Ladies and Gentleman, gold has overcome yet another barrier, jumping above $1,600 amid the fresh FOMC minutes and the renewed fears about the coronavirus economic consequences. What’s next for the yellow metal?
Fed More Optimistic about Global Economy
Gold bulls can be happy. As the chart below shows, the yellow metal has jumped above $1,600 amid the FOMC minutes and concerns about the coronavirus. Let’s now analyze these two important developments.
Chart 1: Gold prices in 2020.
The Federal Reserve released the minutes from its last meeting. They show that the US economy seemed stronger to the Fed in late January than they had expected. In particular, the FOMC members agreed that the labor market had remained strong over the intermeeting period, that economic activity had risen at a moderate pace, and that there were tentative signs of stabilization of the global economic growth. Hence, they were “generally cautiously optimistic about the effects on the business sector of the recent favorable trade developments and the signs of stabilization in global growth”.
Moreover, the participants also were more optimistic about the inflation returning to the target. They generally expected inflation to move closer to 2 percent in the coming months as the unusually low readings of early 2019 drop out of the 12-month calculation. More upbeat inflation expectations should make the US central bank less dovish or more hawkish, which should be supportive for the yellow metal, especially since that gold is perceived as an inflation hedge.
And even more importantly, the FOMC members saw the balance of risks in a more favorable light than in December, as the risk of a full-blown trade wars or a hard Brexit diminished.
Participants generally saw the distribution of risks to the outlook for economic activity as somewhat more favorable than at the previous meeting, although a number of downside risks remained prominent. The easing of trade tensions resulting from the recent agreement with China and the passage of the USMCA as well as tentative signs of stabilization in global economic growth helped reduce downside risks and appeared to buoy business sentiment. The risk of a “hard” Brexit had appeared to recede further.
But what the Fed really enjoyed, was the reinversion of the yield curve and the following decrease of the likelihood of a recession:
In addition, statistical models designed to estimate the probability of recession using financial market data suggested that the likelihood of a recession occurring over the next year had fallen notably in recent months.
The fact that the yield curve has again inverted in January, must be a blow to Powell’s heart. It means that the three cuts of the federal funds rate in 2019 did not improve significantly the situation. The specter of recession is still present!
Of course, the Fed is fully aware of the fact that important risks to the global economy persist or that new dangers emerge:
Still, participants generally expected trade-related uncertainty to remain somewhat elevated, and they were mindful of the possibility that the tentative signs of stabilization in global growth could fade. Geopolitical risks, especially in connection with the Middle East, remained. The threat of the coronavirus, in addition to its human toll, had emerged as a new risk to the global growth outlook, which participants agreed warranted close watching.
Coronavirus Strikes Back
Indeed, the coronavirus seems to be the most dangerous threat to the global economy right now.

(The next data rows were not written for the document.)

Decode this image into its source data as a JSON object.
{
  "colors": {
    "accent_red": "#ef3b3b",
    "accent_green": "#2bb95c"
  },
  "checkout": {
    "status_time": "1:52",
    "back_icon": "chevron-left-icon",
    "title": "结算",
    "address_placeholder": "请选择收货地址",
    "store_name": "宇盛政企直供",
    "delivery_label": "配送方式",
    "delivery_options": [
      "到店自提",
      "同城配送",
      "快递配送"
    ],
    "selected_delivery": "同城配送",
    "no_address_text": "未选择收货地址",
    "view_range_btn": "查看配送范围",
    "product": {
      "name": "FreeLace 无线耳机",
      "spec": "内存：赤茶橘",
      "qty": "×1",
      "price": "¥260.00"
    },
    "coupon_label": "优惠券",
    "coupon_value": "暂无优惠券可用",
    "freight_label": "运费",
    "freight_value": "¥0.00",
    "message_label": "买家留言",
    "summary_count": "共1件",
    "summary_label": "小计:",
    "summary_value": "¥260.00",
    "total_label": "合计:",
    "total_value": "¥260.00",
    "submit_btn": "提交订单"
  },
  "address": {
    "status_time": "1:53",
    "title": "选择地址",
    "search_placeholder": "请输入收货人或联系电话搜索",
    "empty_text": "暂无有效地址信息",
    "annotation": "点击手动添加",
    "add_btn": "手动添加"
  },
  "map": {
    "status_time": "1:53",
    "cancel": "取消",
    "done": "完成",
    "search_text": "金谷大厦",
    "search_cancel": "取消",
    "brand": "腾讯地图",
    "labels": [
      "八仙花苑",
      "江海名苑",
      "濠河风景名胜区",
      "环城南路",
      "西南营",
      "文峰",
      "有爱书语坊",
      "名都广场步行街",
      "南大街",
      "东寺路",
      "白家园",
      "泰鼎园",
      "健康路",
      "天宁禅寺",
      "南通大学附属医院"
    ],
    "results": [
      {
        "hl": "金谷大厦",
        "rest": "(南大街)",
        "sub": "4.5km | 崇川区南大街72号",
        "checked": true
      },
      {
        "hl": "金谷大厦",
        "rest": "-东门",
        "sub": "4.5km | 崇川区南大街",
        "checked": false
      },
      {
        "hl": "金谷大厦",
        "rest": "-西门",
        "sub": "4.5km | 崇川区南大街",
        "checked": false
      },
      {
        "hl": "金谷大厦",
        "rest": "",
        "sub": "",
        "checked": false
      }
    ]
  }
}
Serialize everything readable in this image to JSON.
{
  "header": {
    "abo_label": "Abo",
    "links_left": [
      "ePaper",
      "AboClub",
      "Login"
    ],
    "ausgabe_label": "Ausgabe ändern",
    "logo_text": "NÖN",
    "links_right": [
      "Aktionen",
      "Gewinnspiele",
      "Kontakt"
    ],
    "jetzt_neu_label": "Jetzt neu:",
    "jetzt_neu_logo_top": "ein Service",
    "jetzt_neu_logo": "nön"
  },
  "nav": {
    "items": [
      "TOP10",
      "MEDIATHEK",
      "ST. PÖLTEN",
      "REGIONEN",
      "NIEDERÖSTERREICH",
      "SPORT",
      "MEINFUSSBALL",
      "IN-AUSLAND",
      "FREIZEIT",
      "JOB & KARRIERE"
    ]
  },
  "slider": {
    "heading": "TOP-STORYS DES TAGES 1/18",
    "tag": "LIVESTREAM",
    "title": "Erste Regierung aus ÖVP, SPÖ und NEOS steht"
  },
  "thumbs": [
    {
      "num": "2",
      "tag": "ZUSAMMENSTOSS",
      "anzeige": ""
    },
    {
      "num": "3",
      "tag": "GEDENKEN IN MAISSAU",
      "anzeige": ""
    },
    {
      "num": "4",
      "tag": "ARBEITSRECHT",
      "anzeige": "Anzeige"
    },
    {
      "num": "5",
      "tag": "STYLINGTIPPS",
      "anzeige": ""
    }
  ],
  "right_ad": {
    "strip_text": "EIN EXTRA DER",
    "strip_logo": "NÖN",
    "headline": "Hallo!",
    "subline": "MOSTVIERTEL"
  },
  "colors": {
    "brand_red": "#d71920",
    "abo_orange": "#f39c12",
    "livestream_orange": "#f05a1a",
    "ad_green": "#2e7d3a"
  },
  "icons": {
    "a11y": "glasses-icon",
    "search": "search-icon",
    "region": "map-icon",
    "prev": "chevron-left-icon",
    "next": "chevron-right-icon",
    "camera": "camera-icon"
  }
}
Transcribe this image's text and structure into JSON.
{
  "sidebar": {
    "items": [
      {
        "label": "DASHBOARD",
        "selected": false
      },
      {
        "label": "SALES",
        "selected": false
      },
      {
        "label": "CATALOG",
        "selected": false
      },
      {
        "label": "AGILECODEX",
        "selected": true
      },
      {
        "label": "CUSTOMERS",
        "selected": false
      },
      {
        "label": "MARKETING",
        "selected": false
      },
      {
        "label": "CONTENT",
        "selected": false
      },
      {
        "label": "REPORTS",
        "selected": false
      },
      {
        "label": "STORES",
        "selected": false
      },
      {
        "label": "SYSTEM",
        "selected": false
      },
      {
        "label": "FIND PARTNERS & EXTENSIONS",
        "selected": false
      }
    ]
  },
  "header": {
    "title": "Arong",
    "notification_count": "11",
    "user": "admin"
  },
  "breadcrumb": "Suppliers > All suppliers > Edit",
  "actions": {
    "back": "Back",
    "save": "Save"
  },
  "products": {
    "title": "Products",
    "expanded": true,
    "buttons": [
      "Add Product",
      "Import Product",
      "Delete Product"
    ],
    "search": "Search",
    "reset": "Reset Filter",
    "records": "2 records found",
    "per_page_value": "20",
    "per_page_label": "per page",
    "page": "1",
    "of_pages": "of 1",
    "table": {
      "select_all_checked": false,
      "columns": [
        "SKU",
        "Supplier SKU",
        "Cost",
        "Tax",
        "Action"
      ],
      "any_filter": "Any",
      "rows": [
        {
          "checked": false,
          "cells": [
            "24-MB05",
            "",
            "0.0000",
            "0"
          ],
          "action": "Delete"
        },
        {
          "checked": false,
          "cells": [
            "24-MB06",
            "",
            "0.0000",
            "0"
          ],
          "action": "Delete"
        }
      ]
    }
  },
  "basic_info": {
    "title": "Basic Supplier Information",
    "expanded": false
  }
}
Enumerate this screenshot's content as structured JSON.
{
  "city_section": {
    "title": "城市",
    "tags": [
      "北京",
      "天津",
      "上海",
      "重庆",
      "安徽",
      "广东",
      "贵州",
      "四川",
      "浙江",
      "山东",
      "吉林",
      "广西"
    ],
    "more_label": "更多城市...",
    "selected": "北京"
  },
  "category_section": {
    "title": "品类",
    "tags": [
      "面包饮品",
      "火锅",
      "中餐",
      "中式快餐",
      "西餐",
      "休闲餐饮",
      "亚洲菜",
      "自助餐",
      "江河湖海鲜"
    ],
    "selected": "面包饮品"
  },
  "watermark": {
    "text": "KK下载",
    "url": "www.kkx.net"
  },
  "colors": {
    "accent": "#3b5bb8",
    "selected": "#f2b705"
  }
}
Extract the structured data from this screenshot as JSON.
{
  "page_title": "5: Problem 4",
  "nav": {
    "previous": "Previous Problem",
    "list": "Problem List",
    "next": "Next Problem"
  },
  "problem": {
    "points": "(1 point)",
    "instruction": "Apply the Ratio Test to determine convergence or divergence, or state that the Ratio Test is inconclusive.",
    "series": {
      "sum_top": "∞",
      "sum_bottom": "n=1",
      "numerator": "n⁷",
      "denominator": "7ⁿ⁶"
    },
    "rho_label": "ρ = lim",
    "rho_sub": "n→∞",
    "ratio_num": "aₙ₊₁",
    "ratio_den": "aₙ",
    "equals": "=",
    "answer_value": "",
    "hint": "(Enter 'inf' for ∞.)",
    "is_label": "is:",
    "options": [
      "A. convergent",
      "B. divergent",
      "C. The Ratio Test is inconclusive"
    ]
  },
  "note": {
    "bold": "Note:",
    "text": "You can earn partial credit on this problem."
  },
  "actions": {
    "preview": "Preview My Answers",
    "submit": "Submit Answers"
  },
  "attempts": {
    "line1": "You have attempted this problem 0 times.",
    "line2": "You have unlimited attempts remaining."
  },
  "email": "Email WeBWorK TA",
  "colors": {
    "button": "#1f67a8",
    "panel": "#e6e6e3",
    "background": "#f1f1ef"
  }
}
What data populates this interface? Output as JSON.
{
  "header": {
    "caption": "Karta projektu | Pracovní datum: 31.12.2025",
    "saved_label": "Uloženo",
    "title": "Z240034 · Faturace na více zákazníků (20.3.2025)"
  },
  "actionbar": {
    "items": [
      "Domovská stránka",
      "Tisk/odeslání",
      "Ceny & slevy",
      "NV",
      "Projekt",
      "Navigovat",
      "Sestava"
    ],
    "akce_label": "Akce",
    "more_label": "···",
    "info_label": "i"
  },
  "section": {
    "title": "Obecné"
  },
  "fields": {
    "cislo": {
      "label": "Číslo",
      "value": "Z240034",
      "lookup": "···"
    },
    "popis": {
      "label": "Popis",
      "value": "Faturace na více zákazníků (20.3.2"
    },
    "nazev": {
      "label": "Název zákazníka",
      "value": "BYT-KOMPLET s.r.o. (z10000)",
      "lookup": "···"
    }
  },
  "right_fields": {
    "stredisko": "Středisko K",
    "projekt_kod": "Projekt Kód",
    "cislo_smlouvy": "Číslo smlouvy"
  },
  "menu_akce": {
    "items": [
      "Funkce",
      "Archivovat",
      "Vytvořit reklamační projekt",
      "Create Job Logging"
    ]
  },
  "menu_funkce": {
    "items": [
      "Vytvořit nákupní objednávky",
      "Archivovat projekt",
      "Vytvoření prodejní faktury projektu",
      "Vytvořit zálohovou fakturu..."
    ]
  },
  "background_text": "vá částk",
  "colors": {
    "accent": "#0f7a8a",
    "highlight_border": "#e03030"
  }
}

After a temporary relaxation that followed signs of slowdown of new infections, investors started to worry again about the implications of the coronavirus outbreak. The second thoughts came on Monday, when Apple, the biggest American public company, warned that it would miss its revenue target for the first quarter as a result of the coronavirus. Investors learned that global supply chains have many of its links in China and with much of the country being in quarantine, many global businesses may suffer for a while.
But was the Apple’s warning really surprising? Not really. We have warned investors that China and the global economy may suffer in the Q1 or maybe even in Q2 (as there is some lag between development in China and the global economy) but that the economic growth should rebound later, when the epidemic is contained (and the data suggests that it indeed will be). And yes, the S&P500has already rebounded, reaching for new heights.
Implications for Gold
What does it all mean for the gold market? Well, gold has jumped above $1,600 on Wednesday as concerns over the global economic impact of the coronavirus boosted the safe-haven demand for gold. But the real question is what’s next for the precious metals market.
Well, the safe-haven demad should remain in place for a while due to the concerns about the impact of the coronavirus. However, we are of the opinion that the coronavirus will alter neither the long-term growth of China nor of the rest of the world. So, when the fears recede, there might be a correction in the gold prices.
But there might be not. We mean here the fact that although the coronavirus won’t probably alter significantly the fundamentals of the global economy in the long-run, it could force the central banks to ease their monetary policy. The People’s Bank of China has already provided accommodation. And the Fed – especially if there is a more prolonged turmoil in the stock market and a fresh inversion of the yield curve – may follow suit. Then, gold may shine even without the global pandemic.